Brisket
Brisket 1.jpg
Alternative names
  • Jewish brisket
  • beef brisket
  • Shabbat brisket
TypeJewish cuisine
Place of originEurope
Created byAshkenazi Jews

Brisket is a popular Jewish dish of braised beef brisket, served hot and traditionally accompanied by potato kugel (or other non-dairy kugel), latkes, and/or matzo ball soup. It is of Ashkenazi Jewish origin and is commonly served for Jewish holidays such as Hanukkah, Passover, Rosh Hashanah, and Shabbat. It is commonly found in Jewish communities worldwide, though it is most commonly associated with Jews in the United States, where it has been considered the most important and iconic Jewish main course since the early 20th century.[1]

Overview

In traditional Jewish cooking, brisket is most often slow cooked in an oven for many hours at a low temperature, which helps tenderize the otherwise-tough meat.

Brisket is especially popular as a holiday main course, usually served at Rosh Hashanah, Passover, Hanukkah, and on Shabbat. For reasons of economics and kashrut, it was historically one of the more popular cuts of beef among Ashkenazi Jews.

History

Brisket is implicitly kosher since it is from the front of the animal, and it was cheap because anything that takes a long time to cook and that cannot be grilled has challenges, especially in a restaurant

— Julia Moskin, reporter for The New York Times[2]

Brisket has been eaten by Ashkenazi Jews in Europe for special occasions such as Passover, since at least the 1700s.[3]

Brisket is tough, but cheap, and if cooked for many hours at a low temperature it becomes tender.[4] Brisket became popular among Ashkenazi Jews due to its low cost; farmers would sell the expensive cuts and keep the cheaper ones.[5]

Ashkenazi Jewish refugees brought shtetl cooking with them, and introduced brisket to the general American population.[6]

Brisket then went on to become one of the most important foods in Jewish cuisine and culture, especially in America.

Preparation

Brisket being prepared for Passover.
Brisket being prepared for Passover.

Brisket is prepared in a wide variety of ways by Ashkenazi Jews.

Brisket is cooked for several hours at a low temperature and is cooked with a flavorful sauce and root vegetables.[7]

It is commonly seasoned or cooked with a sauce, such as chili sauce or ketchup, or even Coca-Cola,[8] and vegetables such as onions, garlic, potatoes and carrots are added and the brisket is then cooked for several hours in an oven. In modern times a slow cooker has also become a popular cooking method for brisket. One of the most common ways brisket is prepared in American Jewish cuisine is called a sweet-and-sour brisket and consists of a brisket cooked in a sauce containing crushed tomatoes, seasonings, brown sugar, vinegar, and beef or chicken stock.[9] Another preparation of brisket is marinated and cooked with a sauce containing brewed coffee.[10]

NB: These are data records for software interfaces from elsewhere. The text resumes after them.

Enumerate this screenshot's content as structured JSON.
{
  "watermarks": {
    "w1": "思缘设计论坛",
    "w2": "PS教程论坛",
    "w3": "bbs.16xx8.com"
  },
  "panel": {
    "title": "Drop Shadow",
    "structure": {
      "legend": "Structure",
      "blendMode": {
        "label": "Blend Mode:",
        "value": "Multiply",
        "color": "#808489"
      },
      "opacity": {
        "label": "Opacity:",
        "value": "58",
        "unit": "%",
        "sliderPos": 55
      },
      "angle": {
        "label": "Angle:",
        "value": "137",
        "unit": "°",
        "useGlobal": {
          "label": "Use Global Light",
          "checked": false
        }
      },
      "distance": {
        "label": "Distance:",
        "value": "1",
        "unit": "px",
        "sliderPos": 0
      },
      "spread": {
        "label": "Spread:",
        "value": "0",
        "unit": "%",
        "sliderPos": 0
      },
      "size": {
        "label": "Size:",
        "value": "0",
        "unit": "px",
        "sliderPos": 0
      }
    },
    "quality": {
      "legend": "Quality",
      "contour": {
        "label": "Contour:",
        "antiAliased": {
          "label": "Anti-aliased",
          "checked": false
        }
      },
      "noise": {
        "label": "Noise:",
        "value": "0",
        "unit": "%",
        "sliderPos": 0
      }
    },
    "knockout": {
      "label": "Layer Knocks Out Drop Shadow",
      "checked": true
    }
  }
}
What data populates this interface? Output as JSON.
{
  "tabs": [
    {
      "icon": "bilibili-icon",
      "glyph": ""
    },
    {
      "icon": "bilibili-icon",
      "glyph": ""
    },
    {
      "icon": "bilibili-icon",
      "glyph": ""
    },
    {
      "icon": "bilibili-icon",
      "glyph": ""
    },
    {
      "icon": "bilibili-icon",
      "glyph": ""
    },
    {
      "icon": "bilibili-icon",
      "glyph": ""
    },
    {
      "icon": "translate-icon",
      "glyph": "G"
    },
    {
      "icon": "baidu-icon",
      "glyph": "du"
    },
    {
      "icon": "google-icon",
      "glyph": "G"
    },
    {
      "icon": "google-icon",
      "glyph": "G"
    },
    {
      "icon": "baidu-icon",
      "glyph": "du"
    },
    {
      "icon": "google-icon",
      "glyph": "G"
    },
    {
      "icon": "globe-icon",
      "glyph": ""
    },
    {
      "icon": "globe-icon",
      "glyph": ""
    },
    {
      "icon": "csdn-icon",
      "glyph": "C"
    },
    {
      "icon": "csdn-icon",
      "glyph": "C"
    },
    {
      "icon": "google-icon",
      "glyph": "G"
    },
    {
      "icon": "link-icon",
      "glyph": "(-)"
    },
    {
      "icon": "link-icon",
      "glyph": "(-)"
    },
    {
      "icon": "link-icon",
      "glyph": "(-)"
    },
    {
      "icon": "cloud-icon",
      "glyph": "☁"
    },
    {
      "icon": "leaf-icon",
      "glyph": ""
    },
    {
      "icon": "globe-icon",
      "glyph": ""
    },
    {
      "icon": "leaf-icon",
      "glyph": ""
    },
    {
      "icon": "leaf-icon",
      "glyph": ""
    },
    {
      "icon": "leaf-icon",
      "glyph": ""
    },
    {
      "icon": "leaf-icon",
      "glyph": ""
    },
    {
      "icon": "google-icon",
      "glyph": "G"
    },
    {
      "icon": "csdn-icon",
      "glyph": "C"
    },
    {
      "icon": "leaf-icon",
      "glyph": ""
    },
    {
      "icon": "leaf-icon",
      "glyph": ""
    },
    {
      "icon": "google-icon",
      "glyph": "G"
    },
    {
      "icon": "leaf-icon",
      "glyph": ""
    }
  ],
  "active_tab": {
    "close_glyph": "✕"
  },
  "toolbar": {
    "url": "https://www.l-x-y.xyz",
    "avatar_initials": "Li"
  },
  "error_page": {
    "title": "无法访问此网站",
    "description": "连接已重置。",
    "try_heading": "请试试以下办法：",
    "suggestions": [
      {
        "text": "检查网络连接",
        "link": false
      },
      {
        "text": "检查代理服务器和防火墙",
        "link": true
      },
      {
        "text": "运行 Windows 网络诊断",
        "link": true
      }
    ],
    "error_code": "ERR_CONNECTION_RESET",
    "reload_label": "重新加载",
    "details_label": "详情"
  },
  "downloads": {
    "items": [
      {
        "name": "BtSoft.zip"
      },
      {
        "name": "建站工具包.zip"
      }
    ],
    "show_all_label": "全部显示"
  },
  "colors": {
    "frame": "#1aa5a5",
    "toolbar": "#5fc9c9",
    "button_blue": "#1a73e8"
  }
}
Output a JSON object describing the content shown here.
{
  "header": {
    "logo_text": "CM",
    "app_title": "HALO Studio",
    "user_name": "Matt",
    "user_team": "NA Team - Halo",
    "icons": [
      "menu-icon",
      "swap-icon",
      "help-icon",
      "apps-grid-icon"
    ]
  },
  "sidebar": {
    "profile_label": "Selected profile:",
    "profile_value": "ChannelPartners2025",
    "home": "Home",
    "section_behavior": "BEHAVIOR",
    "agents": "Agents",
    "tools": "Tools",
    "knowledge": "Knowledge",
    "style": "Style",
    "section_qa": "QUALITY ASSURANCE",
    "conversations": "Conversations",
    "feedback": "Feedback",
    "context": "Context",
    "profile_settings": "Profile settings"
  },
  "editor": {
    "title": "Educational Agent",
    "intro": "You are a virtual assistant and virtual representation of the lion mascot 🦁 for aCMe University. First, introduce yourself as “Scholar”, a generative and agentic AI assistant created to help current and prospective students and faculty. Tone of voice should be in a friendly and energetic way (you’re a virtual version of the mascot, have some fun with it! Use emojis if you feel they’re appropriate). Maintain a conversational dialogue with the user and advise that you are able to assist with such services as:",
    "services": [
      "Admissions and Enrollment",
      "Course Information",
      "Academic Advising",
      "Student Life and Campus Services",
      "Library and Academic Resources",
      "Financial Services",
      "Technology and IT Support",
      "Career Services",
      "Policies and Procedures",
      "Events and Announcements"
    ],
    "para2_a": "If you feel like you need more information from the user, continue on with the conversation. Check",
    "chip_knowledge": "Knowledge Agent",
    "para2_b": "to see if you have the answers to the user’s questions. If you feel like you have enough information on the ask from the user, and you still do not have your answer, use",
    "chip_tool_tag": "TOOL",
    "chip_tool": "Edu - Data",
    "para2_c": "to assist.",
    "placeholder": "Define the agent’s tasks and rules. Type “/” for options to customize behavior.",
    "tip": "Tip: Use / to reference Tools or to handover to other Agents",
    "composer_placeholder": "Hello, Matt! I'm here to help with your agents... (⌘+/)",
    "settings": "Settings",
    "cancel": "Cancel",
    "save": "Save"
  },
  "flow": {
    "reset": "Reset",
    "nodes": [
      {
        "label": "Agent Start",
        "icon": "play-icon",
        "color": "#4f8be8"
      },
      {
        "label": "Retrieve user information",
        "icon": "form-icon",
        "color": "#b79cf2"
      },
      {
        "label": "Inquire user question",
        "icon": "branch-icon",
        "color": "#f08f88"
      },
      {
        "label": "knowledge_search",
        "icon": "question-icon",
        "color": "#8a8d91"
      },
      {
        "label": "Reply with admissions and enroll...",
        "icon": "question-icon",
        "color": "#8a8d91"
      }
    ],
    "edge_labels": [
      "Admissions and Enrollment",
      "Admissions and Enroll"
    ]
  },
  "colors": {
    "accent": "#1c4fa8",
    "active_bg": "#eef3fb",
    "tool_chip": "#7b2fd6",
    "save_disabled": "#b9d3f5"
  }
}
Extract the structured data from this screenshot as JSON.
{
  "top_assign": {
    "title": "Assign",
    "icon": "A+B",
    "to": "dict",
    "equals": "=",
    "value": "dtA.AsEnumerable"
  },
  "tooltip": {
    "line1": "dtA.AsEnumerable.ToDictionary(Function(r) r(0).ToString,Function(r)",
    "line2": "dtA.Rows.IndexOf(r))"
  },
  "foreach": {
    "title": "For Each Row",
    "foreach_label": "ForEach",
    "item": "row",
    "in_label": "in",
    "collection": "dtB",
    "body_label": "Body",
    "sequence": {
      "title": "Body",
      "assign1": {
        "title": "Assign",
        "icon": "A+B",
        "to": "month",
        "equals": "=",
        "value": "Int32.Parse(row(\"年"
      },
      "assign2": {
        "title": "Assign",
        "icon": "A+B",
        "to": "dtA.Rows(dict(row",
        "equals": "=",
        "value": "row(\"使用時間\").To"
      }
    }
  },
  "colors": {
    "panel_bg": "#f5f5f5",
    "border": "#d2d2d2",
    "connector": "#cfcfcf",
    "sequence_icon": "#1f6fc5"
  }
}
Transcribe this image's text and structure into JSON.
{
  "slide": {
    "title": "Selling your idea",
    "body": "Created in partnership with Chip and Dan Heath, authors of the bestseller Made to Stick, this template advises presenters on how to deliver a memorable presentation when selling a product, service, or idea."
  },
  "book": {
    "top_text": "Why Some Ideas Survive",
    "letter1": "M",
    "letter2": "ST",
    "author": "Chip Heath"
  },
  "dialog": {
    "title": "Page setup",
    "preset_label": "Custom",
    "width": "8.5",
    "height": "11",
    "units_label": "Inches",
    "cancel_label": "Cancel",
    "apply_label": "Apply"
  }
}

Uses

Brisket is commonly eaten on its own, or alongside pareve kugel (potato or noodle), or matzah ball soup. The leftovers of brisket are traditionally used in a variety of ways, such as in cholent, chamin, and other soups or stews, as well as in sandwiches.[11]

See also

References

  1. ^ Bernamoff, Noah. "Brisket as Part of Jewish Experience". Center for Jewish History – via YouTube.
  2. ^ "Brisket: The Holy Grail of Jewish Food". The Forward. Retrieved 18 October 2019.
  3. ^ "Brief History of Brisket". Food and Wine. Retrieved 21 October 2019.
  4. ^ Avey, Tori. "Holiday Brisket". Tori Avey. Retrieved 21 October 2019.
  5. ^ Gil Marks, Encyclopedia of Jewish Food, 2010, s.v. 'Brisket'
  6. ^ Dave, Famous Fat. "Beef Brisket History". The History Channel. Retrieved 18 October 2019.
  7. ^ "Brief History of Brisket". Food and Wine. Retrieved 21 October 2019.
  8. ^ "Jewish style Sweet and Sour Brisket". Allrecipes.com. Retrieved 21 October 2019.
  9. ^ "Holiday Brisket". Toriavey.com. Retrieved 21 October 2019.
  10. ^ Solomonov, Michael. Zahav. HMH.
  11. ^ Nathan, Joan. King Solomon’s Table.